#### Problem details
Going line by line through the entries below, note each one with "desc", then report how many there are and nothing else.

#### Data shown
------------------------
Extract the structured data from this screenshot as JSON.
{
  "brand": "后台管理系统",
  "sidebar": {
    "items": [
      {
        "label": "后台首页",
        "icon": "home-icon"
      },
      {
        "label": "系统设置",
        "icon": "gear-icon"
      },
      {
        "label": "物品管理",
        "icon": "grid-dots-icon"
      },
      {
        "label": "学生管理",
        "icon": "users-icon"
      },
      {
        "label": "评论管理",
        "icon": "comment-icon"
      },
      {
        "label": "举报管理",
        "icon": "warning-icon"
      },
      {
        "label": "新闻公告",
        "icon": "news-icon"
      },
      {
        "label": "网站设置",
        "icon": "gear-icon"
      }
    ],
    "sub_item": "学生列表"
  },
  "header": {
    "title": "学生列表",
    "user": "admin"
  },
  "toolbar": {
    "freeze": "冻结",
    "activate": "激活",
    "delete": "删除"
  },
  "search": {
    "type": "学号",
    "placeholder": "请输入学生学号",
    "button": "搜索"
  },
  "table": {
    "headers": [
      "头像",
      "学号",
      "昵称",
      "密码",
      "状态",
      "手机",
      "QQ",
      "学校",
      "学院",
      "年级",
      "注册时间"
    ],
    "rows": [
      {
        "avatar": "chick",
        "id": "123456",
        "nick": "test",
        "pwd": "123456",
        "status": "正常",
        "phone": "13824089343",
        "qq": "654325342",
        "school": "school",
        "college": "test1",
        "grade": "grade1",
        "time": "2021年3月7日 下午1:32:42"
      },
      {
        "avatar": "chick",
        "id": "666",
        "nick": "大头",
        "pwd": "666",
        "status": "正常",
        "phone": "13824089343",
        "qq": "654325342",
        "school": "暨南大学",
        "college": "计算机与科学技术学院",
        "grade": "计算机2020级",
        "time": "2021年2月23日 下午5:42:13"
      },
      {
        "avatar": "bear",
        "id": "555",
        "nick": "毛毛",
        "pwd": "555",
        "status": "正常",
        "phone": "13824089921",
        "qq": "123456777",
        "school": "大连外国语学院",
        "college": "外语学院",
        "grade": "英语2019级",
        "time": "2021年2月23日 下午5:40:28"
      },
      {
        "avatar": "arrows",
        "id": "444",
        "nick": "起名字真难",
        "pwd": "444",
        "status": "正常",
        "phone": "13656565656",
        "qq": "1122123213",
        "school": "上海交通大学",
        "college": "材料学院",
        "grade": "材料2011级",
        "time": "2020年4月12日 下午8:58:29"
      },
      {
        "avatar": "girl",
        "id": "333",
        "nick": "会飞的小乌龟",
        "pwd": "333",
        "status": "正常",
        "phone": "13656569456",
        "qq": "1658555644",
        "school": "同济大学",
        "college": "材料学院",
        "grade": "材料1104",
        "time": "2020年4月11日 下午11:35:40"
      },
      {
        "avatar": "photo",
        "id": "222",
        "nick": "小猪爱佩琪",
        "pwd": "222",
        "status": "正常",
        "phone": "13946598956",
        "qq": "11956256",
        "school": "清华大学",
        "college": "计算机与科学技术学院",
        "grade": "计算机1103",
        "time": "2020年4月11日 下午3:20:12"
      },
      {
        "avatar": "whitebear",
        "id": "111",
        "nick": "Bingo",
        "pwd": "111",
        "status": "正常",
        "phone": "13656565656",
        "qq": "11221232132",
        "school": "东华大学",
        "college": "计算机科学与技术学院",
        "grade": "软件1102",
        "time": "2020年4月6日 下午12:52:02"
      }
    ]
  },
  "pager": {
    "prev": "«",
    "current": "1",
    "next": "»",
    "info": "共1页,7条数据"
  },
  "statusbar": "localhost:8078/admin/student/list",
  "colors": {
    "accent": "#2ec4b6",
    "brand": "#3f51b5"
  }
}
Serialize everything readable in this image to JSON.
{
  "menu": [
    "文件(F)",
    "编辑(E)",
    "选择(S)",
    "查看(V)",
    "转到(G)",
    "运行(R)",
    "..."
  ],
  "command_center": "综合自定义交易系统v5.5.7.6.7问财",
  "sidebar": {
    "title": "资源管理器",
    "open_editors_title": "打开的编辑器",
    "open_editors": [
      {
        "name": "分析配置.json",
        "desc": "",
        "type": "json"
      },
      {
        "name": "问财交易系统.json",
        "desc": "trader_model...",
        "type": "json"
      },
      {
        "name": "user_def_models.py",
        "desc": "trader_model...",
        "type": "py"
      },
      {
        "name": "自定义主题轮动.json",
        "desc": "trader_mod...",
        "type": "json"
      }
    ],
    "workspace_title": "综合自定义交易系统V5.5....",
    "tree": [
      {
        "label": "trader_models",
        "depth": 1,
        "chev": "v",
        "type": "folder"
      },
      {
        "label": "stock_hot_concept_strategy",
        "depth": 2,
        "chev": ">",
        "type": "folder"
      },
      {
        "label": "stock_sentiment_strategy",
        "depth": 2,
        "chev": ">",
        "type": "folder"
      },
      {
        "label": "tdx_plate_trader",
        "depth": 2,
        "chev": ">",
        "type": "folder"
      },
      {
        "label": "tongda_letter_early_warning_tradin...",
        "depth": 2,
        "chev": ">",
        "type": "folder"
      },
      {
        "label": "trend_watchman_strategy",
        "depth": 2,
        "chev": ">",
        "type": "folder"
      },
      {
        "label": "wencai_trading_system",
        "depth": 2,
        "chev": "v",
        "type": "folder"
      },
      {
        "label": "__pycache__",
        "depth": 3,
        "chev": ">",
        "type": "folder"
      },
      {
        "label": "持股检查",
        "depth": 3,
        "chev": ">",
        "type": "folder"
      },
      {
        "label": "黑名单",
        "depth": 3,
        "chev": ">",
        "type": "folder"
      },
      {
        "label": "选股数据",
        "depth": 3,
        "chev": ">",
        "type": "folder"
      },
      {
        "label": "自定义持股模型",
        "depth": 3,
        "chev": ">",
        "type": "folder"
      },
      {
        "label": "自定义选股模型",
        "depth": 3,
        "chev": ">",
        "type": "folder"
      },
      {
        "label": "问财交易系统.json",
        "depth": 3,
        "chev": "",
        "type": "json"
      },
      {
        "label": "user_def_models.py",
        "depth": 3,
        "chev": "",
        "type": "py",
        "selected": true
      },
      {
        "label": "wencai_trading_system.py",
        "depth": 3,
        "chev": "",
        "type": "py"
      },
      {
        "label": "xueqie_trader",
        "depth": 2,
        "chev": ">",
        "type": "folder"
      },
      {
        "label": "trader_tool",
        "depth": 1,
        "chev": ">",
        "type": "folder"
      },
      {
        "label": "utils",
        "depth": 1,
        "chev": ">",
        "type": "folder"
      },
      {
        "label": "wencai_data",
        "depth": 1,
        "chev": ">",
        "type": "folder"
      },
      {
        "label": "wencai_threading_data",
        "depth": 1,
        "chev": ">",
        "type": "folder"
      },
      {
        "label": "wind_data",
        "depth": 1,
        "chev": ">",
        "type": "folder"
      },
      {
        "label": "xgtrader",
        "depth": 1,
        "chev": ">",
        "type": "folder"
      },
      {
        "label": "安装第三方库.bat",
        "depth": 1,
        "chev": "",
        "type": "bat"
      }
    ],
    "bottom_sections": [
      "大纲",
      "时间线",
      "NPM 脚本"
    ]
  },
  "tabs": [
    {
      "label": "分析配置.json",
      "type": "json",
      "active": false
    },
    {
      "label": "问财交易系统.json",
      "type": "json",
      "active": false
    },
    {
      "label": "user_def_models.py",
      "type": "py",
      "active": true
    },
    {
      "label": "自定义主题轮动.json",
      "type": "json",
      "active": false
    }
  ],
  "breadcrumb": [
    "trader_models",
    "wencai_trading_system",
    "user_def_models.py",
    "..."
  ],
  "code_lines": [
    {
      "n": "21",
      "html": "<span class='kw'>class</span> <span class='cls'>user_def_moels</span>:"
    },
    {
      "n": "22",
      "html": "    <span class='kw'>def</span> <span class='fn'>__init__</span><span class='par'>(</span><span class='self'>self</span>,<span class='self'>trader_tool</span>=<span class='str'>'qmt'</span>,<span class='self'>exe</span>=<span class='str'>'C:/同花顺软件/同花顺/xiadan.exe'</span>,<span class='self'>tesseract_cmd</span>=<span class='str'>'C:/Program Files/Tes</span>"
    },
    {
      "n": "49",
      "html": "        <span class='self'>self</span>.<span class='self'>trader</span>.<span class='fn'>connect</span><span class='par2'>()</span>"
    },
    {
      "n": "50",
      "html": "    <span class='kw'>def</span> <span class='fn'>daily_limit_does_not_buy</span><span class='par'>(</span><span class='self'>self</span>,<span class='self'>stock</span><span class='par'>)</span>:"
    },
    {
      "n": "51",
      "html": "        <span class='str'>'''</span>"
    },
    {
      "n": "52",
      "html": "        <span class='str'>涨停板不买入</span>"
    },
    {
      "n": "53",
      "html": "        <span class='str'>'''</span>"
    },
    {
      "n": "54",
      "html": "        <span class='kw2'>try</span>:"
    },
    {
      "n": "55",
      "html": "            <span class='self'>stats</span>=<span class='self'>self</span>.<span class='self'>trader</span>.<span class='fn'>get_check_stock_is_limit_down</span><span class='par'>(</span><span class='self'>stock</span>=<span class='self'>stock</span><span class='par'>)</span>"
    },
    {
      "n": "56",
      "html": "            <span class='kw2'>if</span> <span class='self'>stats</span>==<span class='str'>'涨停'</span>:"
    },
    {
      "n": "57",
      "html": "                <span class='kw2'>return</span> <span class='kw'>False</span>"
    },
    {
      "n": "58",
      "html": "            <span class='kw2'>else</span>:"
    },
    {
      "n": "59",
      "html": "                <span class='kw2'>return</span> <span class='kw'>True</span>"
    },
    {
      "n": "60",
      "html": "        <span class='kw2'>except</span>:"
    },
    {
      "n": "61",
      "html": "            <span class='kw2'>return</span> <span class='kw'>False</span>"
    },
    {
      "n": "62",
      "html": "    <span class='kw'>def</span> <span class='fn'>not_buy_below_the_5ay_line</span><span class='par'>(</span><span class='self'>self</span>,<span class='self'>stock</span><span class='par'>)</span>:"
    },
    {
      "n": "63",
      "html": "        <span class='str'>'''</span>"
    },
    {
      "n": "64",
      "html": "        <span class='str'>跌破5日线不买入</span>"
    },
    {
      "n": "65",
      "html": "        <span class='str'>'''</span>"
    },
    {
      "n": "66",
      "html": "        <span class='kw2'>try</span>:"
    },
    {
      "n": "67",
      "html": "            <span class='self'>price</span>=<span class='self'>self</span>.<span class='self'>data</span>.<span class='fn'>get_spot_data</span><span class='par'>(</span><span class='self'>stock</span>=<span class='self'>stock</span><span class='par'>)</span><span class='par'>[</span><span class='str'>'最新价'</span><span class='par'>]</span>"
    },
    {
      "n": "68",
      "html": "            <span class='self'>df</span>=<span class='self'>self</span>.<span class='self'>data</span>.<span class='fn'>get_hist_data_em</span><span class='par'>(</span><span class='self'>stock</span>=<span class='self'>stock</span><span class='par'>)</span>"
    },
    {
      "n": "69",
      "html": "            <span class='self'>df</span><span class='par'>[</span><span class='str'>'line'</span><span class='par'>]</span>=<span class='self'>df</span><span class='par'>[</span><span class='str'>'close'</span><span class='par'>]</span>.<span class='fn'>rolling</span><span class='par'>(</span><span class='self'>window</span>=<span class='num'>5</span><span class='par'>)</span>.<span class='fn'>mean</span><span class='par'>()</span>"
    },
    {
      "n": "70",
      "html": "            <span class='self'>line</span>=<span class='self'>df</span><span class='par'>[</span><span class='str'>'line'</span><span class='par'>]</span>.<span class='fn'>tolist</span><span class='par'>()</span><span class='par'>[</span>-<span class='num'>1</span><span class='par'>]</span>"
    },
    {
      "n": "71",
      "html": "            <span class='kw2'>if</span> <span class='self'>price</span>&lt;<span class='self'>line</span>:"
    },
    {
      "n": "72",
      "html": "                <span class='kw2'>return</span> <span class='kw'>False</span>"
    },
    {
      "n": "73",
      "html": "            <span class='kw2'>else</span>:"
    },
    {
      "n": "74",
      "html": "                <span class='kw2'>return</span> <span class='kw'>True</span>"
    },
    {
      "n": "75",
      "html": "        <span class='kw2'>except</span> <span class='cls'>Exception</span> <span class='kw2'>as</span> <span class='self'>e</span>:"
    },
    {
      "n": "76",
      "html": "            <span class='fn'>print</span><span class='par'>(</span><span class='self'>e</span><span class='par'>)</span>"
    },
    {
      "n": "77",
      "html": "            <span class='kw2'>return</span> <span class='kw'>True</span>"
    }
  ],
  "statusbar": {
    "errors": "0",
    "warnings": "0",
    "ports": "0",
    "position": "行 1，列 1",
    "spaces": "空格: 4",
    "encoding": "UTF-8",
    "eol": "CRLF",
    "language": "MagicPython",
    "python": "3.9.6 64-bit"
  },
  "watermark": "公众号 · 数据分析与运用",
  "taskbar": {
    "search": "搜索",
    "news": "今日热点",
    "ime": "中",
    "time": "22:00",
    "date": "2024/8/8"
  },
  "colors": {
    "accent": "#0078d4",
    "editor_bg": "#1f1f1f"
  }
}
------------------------
#### Answer to this task
4